### Problem
Copy out the entire listing precisely.

══ Data in this exercise ══

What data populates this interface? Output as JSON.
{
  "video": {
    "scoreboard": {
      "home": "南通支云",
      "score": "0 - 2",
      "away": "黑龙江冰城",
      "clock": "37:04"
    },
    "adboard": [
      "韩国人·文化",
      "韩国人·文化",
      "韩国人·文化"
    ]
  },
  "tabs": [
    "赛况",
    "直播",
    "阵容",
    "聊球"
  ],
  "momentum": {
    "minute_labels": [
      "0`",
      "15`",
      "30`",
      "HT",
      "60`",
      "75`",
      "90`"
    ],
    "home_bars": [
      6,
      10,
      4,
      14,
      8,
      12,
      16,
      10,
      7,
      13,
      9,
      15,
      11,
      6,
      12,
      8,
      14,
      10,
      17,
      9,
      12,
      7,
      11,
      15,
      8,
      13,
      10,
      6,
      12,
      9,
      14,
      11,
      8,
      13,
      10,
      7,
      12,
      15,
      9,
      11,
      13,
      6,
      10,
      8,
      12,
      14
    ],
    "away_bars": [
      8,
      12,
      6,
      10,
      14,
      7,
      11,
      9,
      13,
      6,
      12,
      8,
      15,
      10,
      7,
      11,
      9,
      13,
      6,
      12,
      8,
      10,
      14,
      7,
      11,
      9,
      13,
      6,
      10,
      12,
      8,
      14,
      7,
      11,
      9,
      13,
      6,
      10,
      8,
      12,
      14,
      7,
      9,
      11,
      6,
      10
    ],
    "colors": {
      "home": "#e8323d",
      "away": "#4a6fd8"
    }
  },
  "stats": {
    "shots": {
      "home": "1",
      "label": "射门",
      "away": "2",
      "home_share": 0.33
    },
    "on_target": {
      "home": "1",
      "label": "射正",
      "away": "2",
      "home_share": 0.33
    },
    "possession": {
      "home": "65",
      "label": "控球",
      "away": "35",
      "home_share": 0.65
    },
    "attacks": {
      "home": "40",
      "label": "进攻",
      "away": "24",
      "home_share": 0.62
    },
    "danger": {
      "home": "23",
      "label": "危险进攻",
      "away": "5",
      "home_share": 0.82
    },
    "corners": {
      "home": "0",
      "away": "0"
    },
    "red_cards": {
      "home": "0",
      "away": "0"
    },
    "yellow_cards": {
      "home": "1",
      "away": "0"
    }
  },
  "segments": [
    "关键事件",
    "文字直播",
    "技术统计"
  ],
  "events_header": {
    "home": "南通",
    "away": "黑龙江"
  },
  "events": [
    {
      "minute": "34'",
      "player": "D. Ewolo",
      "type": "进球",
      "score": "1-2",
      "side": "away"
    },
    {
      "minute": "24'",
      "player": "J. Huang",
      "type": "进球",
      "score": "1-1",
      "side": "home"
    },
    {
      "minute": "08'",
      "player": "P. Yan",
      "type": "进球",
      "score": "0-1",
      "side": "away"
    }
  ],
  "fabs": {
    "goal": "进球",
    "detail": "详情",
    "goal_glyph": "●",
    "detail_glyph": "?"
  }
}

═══

### Finished task
What data populates this interface? Output as JSON.
{
  "video": {
    "scoreboard": {
      "home": "南通支云",
      "score": "0 - 2",
      "away": "黑龙江冰城",
      "clock": "37:04"
    },
    "adboard": [
      "韩国人·文化",
      "韩国人·文化",
      "韩国人·文化"
    ]
  },
  "tabs": [
    "赛况",
    "直播",
    "阵容",
    "聊球"
  ],
  "momentum": {
    "minute_labels": [
      "0`",
      "15`",
      "30`",
      "HT",
      "60`",
      "75`",
      "90`"
    ],
    "home_bars": [
      6,
      10,
      4,
      14,
      8,
      12,
      16,
      10,
      7,
      13,
      9,
      15,
      11,
      6,
      12,
      8,
      14,
      10,
      17,
      9,
      12,
      7,
      11,
      15,
      8,
      13,
      10,
      6,
      12,
      9,
      14,
      11,
      8,
      13,
      10,
      7,
      12,
      15,
      9,
      11,
      13,
      6,
      10,
      8,
      12,
      14
    ],
    "away_bars": [
      8,
      12,
      6,
      10,
      14,
      7,
      11,
      9,
      13,
      6,
      12,
      8,
      15,
      10,
      7,
      11,
      9,
      13,
      6,
      12,
      8,
      10,
      14,
      7,
      11,
      9,
      13,
      6,
      10,
      12,
      8,
      14,
      7,
      11,
      9,
      13,
      6,
      10,
      8,
      12,
      14,
      7,
      9,
      11,
      6,
      10
    ],
    "colors": {
      "home": "#e8323d",
      "away": "#4a6fd8"
    }
  },
  "stats": {
    "shots": {
      "home": "1",
      "label": "射门",
      "away": "2",
      "home_share": 0.33
    },
    "on_target": {
      "home": "1",
      "label": "射正",
      "away": "2",
      "home_share": 0.33
    },
    "possession": {
      "home": "65",
      "label": "控球",
      "away": "35",
      "home_share": 0.65
    },
    "attacks": {
      "home": "40",
      "label": "进攻",
      "away": "24",
      "home_share": 0.62
    },
    "danger": {
      "home": "23",
      "label": "危险进攻",
      "away": "5",
      "home_share": 0.82
    },
    "corners": {
      "home": "0",
      "away": "0"
    },
    "red_cards": {
      "home": "0",
      "away": "0"
    },
    "yellow_cards": {
      "home": "1",
      "away": "0"
    }
  },
  "segments": [
    "关键事件",
    "文字直播",
    "技术统计"
  ],
  "events_header": {
    "home": "南通",
    "away": "黑龙江"
  },
  "events": [
    {
      "minute": "34'",
      "player": "D. Ewolo",
      "type": "进球",
      "score": "1-2",
      "side": "away"
    },
    {
      "minute": "24'",
      "player": "J. Huang",
      "type": "进球",
      "score": "1-1",
      "side": "home"
    },
    {
      "minute": "08'",
      "player": "P. Yan",
      "type": "进球",
      "score": "0-1",
      "side": "away"
    }
  ],
  "fabs": {
    "goal": "进球",
    "detail": "详情",
    "goal_glyph": "●",
    "detail_glyph": "?"
  }
}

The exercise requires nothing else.